What about the multiplication patterns dealing with even and odd numbers? Again just using examples, if we take an even times an even, let’s see, that’s 24, 16, 10 times 6 is 60. It looks like an even times an even is going to give us an even number. What about odd times even? Well let’s see, that would be like 5 times 4. That’s 20, 7 times 2 is 14, and so forth. So that pattern seems to be an even result also. Now we need to consider the reversal of this which is just your commutative property, an even times an odd number. Well let’s see, 42, 24 50; looks like the pattern there is even. And then our last combination, our last possibility is odd times odd. Let’s see, 5 times 3 is 15, 7 times 9 is 63; looks like that pattern is coming out to be odd.

If we connect this back to what we were doing with addition, an even times an even number means that our groups are all going to be composed of the same even number ,and we have an even number of them. So when we do our combinations, we’re still going to end up with even numbers and then the same thing here with the an odd number of evens. We still have the same even number repeated over and over, but we have an odd number of them. But that’s okay. No matter how many iterations we were to go down, at the end we’re going to end up with an even plus an even which will still give us an even number for the result.

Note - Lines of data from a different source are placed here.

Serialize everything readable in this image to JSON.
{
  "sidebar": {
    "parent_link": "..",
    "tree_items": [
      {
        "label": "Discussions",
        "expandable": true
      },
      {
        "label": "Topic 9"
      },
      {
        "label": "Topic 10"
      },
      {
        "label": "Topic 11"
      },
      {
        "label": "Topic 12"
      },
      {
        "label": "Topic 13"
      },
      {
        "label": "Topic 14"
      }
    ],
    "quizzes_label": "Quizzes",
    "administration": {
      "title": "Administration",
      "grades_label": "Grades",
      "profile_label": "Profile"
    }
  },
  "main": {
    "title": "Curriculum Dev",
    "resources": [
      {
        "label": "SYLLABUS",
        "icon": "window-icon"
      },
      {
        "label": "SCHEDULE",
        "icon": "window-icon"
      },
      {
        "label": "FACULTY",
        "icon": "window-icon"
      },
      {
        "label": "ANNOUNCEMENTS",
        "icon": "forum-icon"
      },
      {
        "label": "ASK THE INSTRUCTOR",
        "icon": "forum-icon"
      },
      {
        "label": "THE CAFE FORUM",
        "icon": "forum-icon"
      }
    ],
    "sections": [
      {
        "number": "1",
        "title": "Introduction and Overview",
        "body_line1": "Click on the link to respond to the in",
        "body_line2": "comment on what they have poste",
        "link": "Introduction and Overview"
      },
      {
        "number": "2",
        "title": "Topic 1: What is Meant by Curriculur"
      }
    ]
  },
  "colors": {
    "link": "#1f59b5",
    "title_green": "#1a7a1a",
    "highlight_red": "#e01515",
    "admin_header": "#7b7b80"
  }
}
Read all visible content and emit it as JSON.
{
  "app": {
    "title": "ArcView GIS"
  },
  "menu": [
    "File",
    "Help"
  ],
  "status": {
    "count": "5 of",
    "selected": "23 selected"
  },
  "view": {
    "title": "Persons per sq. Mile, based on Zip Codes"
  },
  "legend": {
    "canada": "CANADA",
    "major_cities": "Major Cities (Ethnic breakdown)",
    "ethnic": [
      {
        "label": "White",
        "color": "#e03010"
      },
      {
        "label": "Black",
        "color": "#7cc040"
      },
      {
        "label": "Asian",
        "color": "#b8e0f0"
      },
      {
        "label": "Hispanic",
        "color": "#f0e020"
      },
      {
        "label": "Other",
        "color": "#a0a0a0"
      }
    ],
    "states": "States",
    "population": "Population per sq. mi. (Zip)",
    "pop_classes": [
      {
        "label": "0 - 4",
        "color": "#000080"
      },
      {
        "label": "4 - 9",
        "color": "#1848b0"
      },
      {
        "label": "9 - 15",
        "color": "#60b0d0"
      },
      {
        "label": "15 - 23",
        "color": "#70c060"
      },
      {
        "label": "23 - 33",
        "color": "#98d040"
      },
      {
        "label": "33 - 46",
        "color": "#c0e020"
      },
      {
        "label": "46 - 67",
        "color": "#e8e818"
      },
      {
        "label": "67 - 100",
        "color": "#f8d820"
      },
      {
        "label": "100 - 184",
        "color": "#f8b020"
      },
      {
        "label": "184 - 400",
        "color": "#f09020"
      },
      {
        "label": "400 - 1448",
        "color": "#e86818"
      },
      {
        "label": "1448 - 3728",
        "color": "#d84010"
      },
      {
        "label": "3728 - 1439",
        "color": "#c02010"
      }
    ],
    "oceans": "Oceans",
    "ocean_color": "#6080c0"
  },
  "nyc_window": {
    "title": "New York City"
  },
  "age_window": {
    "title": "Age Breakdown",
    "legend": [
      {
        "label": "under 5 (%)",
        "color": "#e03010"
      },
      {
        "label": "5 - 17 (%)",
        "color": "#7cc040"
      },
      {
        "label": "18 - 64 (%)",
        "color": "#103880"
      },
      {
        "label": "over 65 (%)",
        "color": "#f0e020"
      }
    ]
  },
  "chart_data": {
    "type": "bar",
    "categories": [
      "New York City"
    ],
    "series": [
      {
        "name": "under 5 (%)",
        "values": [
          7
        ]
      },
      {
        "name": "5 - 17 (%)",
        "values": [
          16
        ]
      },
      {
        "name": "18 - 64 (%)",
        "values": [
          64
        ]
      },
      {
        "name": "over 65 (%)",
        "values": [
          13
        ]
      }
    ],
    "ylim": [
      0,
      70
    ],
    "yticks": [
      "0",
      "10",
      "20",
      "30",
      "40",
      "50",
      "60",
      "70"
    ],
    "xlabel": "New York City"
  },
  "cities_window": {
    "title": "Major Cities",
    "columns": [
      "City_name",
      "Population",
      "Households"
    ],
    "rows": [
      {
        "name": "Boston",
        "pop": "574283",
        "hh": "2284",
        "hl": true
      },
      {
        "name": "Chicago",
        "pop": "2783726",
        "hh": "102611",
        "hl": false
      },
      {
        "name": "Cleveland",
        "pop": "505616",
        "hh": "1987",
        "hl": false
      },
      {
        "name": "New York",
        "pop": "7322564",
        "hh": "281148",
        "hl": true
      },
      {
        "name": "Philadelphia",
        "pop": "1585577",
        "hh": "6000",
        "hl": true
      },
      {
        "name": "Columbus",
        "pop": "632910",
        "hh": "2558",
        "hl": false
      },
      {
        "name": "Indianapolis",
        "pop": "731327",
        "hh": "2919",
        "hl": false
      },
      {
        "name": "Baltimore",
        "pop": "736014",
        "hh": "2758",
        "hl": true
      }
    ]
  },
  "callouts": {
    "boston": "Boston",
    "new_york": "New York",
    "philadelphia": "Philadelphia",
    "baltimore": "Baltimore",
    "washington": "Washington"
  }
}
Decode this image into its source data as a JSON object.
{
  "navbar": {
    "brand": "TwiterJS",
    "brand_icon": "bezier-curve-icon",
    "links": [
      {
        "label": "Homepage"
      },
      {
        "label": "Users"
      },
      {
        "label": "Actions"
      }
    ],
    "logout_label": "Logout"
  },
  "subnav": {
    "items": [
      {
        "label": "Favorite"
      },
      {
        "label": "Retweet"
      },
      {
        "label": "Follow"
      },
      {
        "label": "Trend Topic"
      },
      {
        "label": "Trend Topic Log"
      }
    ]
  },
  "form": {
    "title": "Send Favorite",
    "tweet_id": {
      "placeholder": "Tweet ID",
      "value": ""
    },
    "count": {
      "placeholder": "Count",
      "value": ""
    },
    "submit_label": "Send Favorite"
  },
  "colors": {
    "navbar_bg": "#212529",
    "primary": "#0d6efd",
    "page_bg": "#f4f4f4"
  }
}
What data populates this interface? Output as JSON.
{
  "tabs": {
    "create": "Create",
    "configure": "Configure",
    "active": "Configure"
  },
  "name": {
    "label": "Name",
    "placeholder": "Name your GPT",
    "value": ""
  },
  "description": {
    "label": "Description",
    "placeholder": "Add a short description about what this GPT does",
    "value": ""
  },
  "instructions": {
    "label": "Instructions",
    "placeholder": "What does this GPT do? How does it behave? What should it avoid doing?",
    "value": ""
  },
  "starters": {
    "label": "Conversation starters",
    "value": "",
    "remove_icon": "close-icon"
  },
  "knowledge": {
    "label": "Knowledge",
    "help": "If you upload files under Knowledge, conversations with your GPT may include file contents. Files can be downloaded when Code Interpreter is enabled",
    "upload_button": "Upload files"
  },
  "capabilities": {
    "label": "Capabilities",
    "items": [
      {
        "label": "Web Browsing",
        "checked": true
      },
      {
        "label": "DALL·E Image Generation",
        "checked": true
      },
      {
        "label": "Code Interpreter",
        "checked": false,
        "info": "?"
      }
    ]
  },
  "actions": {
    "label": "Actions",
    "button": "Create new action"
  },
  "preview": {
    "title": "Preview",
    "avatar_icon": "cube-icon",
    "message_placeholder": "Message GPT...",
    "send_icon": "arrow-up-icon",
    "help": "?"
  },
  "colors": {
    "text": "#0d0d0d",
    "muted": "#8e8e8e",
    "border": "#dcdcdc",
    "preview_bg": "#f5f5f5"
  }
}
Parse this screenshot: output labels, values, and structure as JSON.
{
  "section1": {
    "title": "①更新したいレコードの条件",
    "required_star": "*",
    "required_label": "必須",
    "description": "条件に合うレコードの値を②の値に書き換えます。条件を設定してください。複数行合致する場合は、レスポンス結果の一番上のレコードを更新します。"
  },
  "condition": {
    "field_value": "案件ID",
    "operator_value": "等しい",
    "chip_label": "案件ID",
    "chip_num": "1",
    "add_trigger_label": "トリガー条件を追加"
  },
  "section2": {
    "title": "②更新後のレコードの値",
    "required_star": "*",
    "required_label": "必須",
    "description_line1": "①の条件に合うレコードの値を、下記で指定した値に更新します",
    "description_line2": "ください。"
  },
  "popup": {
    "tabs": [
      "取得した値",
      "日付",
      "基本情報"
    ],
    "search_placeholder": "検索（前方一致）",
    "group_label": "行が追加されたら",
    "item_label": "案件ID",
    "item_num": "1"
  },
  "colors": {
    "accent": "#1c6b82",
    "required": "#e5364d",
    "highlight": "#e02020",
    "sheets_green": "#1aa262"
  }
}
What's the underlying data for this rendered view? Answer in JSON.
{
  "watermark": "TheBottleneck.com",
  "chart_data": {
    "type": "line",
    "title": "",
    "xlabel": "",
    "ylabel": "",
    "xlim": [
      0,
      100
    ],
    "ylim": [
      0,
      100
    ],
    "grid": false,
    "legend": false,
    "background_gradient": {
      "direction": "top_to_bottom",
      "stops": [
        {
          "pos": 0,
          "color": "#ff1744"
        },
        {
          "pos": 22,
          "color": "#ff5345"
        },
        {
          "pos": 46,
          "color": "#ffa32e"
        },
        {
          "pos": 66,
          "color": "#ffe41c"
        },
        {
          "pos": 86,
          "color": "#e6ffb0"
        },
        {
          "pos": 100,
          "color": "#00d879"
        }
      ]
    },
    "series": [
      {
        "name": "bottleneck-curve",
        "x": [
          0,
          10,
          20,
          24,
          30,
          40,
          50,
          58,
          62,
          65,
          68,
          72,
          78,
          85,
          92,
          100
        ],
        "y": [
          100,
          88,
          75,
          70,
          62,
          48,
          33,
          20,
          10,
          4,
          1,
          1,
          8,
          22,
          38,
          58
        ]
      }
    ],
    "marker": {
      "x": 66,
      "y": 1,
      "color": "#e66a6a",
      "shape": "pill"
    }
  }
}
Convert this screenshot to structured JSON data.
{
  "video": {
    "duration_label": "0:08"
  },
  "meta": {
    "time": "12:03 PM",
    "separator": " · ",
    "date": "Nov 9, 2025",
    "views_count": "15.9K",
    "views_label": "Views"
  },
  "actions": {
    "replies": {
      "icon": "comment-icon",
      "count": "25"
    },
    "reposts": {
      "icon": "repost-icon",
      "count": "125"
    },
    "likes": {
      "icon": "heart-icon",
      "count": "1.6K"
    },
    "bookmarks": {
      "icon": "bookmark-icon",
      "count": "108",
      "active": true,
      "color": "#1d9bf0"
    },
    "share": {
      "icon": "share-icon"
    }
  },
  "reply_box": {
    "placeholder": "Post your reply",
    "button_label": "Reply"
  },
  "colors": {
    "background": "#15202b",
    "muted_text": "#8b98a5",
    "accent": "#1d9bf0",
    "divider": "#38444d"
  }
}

What about the reverse order, even times odd? This time each of our repeated numbers is an odd number, and we have an even number of those. When we combine two odds, we already know that’s going to give us an even sum. So if we do this, we’ll see the pattern that we’ll still get an even result. And then, last but not least, an odd number times another odd number—so our groups are all going to be the same odd number, but we have an odd number of those. If we keep combining odds with odds, those will give us even sums. But then we’re going to have, at the end, no matter how many iterations, you’re going to end up with an even number plus an odd number which results in another odd.

If we wish to develop little mathematicians, it’s vital that they not only find the patterns, but also figure out why the pattern works and explain and justify their reasoning. Why did it work? So we’ve seen that patterns, both from addition and multiplication, can really be powerful tools because it can do a lot of things. First, it can enhance the pattern recognition skills of the students. We can also use them to practice basic facts without all the drill and kill. In fact, using those patterns in the tables and other places was actually fun.

Students can experience the justification, an explanation of their reasoning, and if they’re doing this in written format with doing journals, that will also help. Working with patterns will also help students learn their fundamental properties of mathematics, especially the commutative and the associative properties. And last but not least, you’ve seen that we can also use these patterns to lay the foundation for more complex topics. In this case, it was for example, the additive inverse and the idea of prime factorization. So done correctly, multiplication patterns and addition patterns can really be useful and very powerful tools.